The city is offering Citizens Academy, a five-week program that offers a combination of tours and meetings with department heads that aim to give the participants a greater understanding of city government.
"The department heads will have the opportunity to give a presentation about what the day-to-day operations are in their department," said Jordan McQuillen, intern to the city manager. "They'll be able to give tours of their facilities, and they'll also answer questions the citizens will have."
Each session will be two to three hours long, and each week of the course will focus on a different office, McQuillen said.
"The first is about the city manager and the finance officer," he said. "The second is about law enforcement, and we're going to have the police, fire, EMS and communication. The third session is about the street department, the light department and engineering. The fourth session is about water and wastewater."
At the final session, participants will be presented with a certificate of completion and a "key to the city."
"It's a small pin they receive as a token of their participation," McQuillen explained.
There are several requirements participants must fulfill.
First, they have to be a citizen of Vermillion. They also will be asked about felony status.
"They are also required to explain their interest in local government and participating in the academy," McQuillen said.
The program is open only to citizens over the age of 18.
"We only have the age requirement because they might do a police ride-along among the other things they'll be doing," City Manager John Prescott explained at the Feb. 6 city council meeting.
Initially, the academy was set to begin Feb. 21, but the city had not received enough applications by that time, McQuillen said.
"We'd like to cap it around 10 (participants)," he said. "There are generally quite a few people who are really interested in learning more about the city. They might come because they've had interaction with the city, or maybe they're studying government and administration at the university."
The course has been held twice in the past, the most recent time being in 2010, McQuillen said.
"It's usually something that the interns head," he said. "It kind of depends on their schedules."
"We found the first two sessions we had to be a pretty favorable program," Prescott said at the city council meeting. "People enjoyed the opportunity to learn more about their city."

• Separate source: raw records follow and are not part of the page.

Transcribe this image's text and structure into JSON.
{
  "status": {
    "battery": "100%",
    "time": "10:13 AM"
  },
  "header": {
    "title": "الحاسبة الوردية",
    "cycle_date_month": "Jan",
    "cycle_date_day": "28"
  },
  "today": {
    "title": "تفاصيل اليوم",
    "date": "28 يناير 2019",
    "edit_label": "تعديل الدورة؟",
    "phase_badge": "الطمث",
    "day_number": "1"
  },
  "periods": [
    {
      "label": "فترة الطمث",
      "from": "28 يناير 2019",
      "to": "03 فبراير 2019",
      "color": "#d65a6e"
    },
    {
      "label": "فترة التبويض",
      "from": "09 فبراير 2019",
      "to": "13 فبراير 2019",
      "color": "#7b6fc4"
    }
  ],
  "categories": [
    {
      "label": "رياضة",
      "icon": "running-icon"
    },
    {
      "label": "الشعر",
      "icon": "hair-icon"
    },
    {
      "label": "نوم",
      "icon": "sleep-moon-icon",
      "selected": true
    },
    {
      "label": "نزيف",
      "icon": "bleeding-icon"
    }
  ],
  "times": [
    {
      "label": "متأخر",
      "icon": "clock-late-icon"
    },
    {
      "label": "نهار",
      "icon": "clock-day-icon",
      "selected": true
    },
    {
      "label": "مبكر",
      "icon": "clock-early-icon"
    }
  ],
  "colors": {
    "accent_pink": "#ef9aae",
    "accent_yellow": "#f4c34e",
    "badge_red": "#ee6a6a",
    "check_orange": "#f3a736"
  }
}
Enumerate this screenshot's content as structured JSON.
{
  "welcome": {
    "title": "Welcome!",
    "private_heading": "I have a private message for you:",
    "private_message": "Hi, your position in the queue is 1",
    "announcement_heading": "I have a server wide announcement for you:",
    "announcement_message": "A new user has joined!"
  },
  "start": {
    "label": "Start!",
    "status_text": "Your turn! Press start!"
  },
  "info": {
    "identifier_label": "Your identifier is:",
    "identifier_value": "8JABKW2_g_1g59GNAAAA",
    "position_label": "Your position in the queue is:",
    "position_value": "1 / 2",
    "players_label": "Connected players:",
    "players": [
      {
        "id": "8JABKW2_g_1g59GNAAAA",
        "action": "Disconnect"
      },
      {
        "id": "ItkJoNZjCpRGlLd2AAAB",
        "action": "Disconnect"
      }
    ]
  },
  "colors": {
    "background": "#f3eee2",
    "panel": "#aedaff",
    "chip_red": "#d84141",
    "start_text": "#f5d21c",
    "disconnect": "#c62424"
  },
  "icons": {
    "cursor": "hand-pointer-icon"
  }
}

McQuillen said participants will receive a number of benefits from taking the course, including "the sense of being informed about what their city does so they can have a better understanding of what goes on at city hall. It should be a good class."